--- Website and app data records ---
· · · · ·

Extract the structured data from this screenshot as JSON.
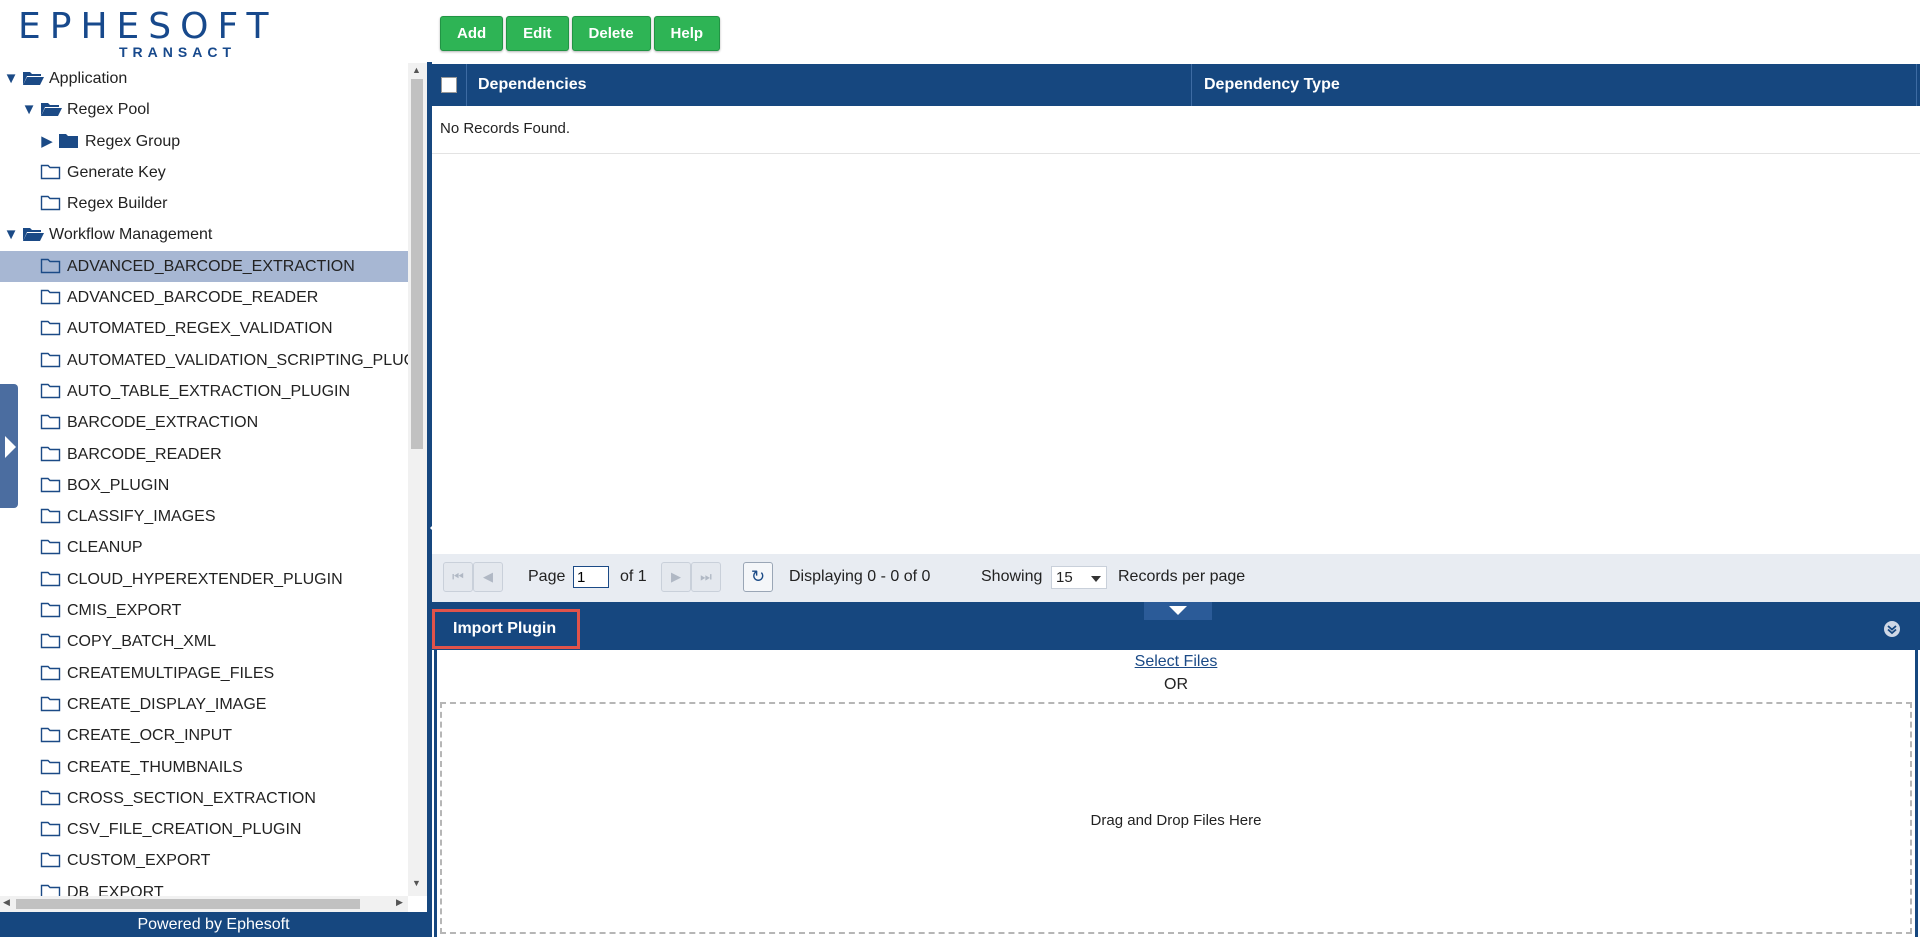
{
  "logo": {
    "brand": "EPHESOFT",
    "sub": "TRANSACT"
  },
  "tree": [
    {
      "label": "Application",
      "level": 0,
      "toggle": "down",
      "folder": "open"
    },
    {
      "label": "Regex Pool",
      "level": 1,
      "toggle": "down",
      "folder": "open"
    },
    {
      "label": "Regex Group",
      "level": 2,
      "toggle": "right",
      "folder": "closed-filled"
    },
    {
      "label": "Generate Key",
      "level": 1,
      "toggle": "none",
      "folder": "outline"
    },
    {
      "label": "Regex Builder",
      "level": 1,
      "toggle": "none",
      "folder": "outline"
    },
    {
      "label": "Workflow Management",
      "level": 0,
      "toggle": "down",
      "folder": "open"
    },
    {
      "label": "ADVANCED_BARCODE_EXTRACTION",
      "level": 1,
      "toggle": "none",
      "folder": "outline",
      "selected": true
    },
    {
      "label": "ADVANCED_BARCODE_READER",
      "level": 1,
      "toggle": "none",
      "folder": "outline"
    },
    {
      "label": "AUTOMATED_REGEX_VALIDATION",
      "level": 1,
      "toggle": "none",
      "folder": "outline"
    },
    {
      "label": "AUTOMATED_VALIDATION_SCRIPTING_PLUGIN",
      "level": 1,
      "toggle": "none",
      "folder": "outline"
    },
    {
      "label": "AUTO_TABLE_EXTRACTION_PLUGIN",
      "level": 1,
      "toggle": "none",
      "folder": "outline"
    },
    {
      "label": "BARCODE_EXTRACTION",
      "level": 1,
      "toggle": "none",
      "folder": "outline"
    },
    {
      "label": "BARCODE_READER",
      "level": 1,
      "toggle": "none",
      "folder": "outline"
    },
    {
      "label": "BOX_PLUGIN",
      "level": 1,
      "toggle": "none",
      "folder": "outline"
    },
    {
      "label": "CLASSIFY_IMAGES",
      "level": 1,
      "toggle": "none",
      "folder": "outline"
    },
    {
      "label": "CLEANUP",
      "level": 1,
      "toggle": "none",
      "folder": "outline"
    },
    {
      "label": "CLOUD_HYPEREXTENDER_PLUGIN",
      "level": 1,
      "toggle": "none",
      "folder": "outline"
    },
    {
      "label": "CMIS_EXPORT",
      "level": 1,
      "toggle": "none",
      "folder": "outline"
    },
    {
      "label": "COPY_BATCH_XML",
      "level": 1,
      "toggle": "none",
      "folder": "outline"
    },
    {
      "label": "CREATEMULTIPAGE_FILES",
      "level": 1,
      "toggle": "none",
      "folder": "outline"
    },
    {
      "label": "CREATE_DISPLAY_IMAGE",
      "level": 1,
      "toggle": "none",
      "folder": "outline"
    },
    {
      "label": "CREATE_OCR_INPUT",
      "level": 1,
      "toggle": "none",
      "folder": "outline"
    },
    {
      "label": "CREATE_THUMBNAILS",
      "level": 1,
      "toggle": "none",
      "folder": "outline"
    },
    {
      "label": "CROSS_SECTION_EXTRACTION",
      "level": 1,
      "toggle": "none",
      "folder": "outline"
    },
    {
      "label": "CSV_FILE_CREATION_PLUGIN",
      "level": 1,
      "toggle": "none",
      "folder": "outline"
    },
    {
      "label": "CUSTOM_EXPORT",
      "level": 1,
      "toggle": "none",
      "folder": "outline"
    },
    {
      "label": "DB_EXPORT",
      "level": 1,
      "toggle": "none",
      "folder": "outline"
    }
  ],
  "footer": {
    "text": "Powered by Ephesoft"
  },
  "toolbar": {
    "add": "Add",
    "edit": "Edit",
    "delete": "Delete",
    "help": "Help"
  },
  "grid": {
    "columns": [
      "Dependencies",
      "Dependency Type"
    ],
    "empty_text": "No Records Found."
  },
  "pager": {
    "page_label": "Page",
    "page_value": "1",
    "of_label": "of 1",
    "displaying": "Displaying 0 - 0 of 0",
    "showing_label": "Showing",
    "per_page_value": "15",
    "records_label": "Records per page"
  },
  "import": {
    "title": "Import Plugin",
    "select_files": "Select Files",
    "or": "OR",
    "drop": "Drag and Drop Files Here"
  },
  "colors": {
    "navy": "#16477f",
    "green": "#2eb455",
    "selected_row": "#a7b7d3",
    "highlight_border": "#e0534a"
  },
  "icons": [
    "folder-open-icon",
    "folder-closed-icon",
    "folder-outline-icon",
    "triangle-down-icon",
    "triangle-right-icon",
    "first-page-icon",
    "prev-page-icon",
    "next-page-icon",
    "last-page-icon",
    "refresh-icon",
    "dropdown-caret-icon",
    "collapse-panel-icon"
  ]
}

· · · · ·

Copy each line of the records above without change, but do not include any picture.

Extract the structured data from this screenshot as JSON.
{
  "logo": {
    "brand": "EPHESOFT",
    "sub": "TRANSACT"
  },
  "tree": [
    {
      "label": "Application",
      "level": 0,
      "toggle": "down",
      "folder": "open"
    },
    {
      "label": "Regex Pool",
      "level": 1,
      "toggle": "down",
      "folder": "open"
    },
    {
      "label": "Regex Group",
      "level": 2,
      "toggle": "right",
      "folder": "closed-filled"
    },
    {
      "label": "Generate Key",
      "level": 1,
      "toggle": "none",
      "folder": "outline"
    },
    {
      "label": "Regex Builder",
      "level": 1,
      "toggle": "none",
      "folder": "outline"
    },
    {
      "label": "Workflow Management",
      "level": 0,
      "toggle": "down",
      "folder": "open"
    },
    {
      "label": "ADVANCED_BARCODE_EXTRACTION",
      "level": 1,
      "toggle": "none",
      "folder": "outline",
      "selected": true
    },
    {
      "label": "ADVANCED_BARCODE_READER",
      "level": 1,
      "toggle": "none",
      "folder": "outline"
    },
    {
      "label": "AUTOMATED_REGEX_VALIDATION",
      "level": 1,
      "toggle": "none",
      "folder": "outline"
    },
    {
      "label": "AUTOMATED_VALIDATION_SCRIPTING_PLUGIN",
      "level": 1,
      "toggle": "none",
      "folder": "outline"
    },
    {
      "label": "AUTO_TABLE_EXTRACTION_PLUGIN",
      "level": 1,
      "toggle": "none",
      "folder": "outline"
    },
    {
      "label": "BARCODE_EXTRACTION",
      "level": 1,
      "toggle": "none",
      "folder": "outline"
    },
    {
      "label": "BARCODE_READER",
      "level": 1,
      "toggle": "none",
      "folder": "outline"
    },
    {
      "label": "BOX_PLUGIN",
      "level": 1,
      "toggle": "none",
      "folder": "outline"
    },
    {
      "label": "CLASSIFY_IMAGES",
      "level": 1,
      "toggle": "none",
      "folder": "outline"
    },
    {
      "label": "CLEANUP",
      "level": 1,
      "toggle": "none",
      "folder": "outline"
    },
    {
      "label": "CLOUD_HYPEREXTENDER_PLUGIN",
      "level": 1,
      "toggle": "none",
      "folder": "outline"
    },
    {
      "label": "CMIS_EXPORT",
      "level": 1,
      "toggle": "none",
      "folder": "outline"
    },
    {
      "label": "COPY_BATCH_XML",
      "level": 1,
      "toggle": "none",
      "folder": "outline"
    },
    {
      "label": "CREATEMULTIPAGE_FILES",
      "level": 1,
      "toggle": "none",
      "folder": "outline"
    },
    {
      "label": "CREATE_DISPLAY_IMAGE",
      "level": 1,
      "toggle": "none",
      "folder": "outline"
    },
    {
      "label": "CREATE_OCR_INPUT",
      "level": 1,
      "toggle": "none",
      "folder": "outline"
    },
    {
      "label": "CREATE_THUMBNAILS",
      "level": 1,
      "toggle": "none",
      "folder": "outline"
    },
    {
      "label": "CROSS_SECTION_EXTRACTION",
      "level": 1,
      "toggle": "none",
      "folder": "outline"
    },
    {
      "label": "CSV_FILE_CREATION_PLUGIN",
      "level": 1,
      "toggle": "none",
      "folder": "outline"
    },
    {
      "label": "CUSTOM_EXPORT",
      "level": 1,
      "toggle": "none",
      "folder": "outline"
    },
    {
      "label": "DB_EXPORT",
      "level": 1,
      "toggle": "none",
      "folder": "outline"
    }
  ],
  "footer": {
    "text": "Powered by Ephesoft"
  },
  "toolbar": {
    "add": "Add",
    "edit": "Edit",
    "delete": "Delete",
    "help": "Help"
  },
  "grid": {
    "columns": [
      "Dependencies",
      "Dependency Type"
    ],
    "empty_text": "No Records Found."
  },
  "pager": {
    "page_label": "Page",
    "page_value": "1",
    "of_label": "of 1",
    "displaying": "Displaying 0 - 0 of 0",
    "showing_label": "Showing",
    "per_page_value": "15",
    "records_label": "Records per page"
  },
  "import": {
    "title": "Import Plugin",
    "select_files": "Select Files",
    "or": "OR",
    "drop": "Drag and Drop Files Here"
  },
  "colors": {
    "navy": "#16477f",
    "green": "#2eb455",
    "selected_row": "#a7b7d3",
    "highlight_border": "#e0534a"
  },
  "icons": [
    "folder-open-icon",
    "folder-closed-icon",
    "folder-outline-icon",
    "triangle-down-icon",
    "triangle-right-icon",
    "first-page-icon",
    "prev-page-icon",
    "next-page-icon",
    "last-page-icon",
    "refresh-icon",
    "dropdown-caret-icon",
    "collapse-panel-icon"
  ]
}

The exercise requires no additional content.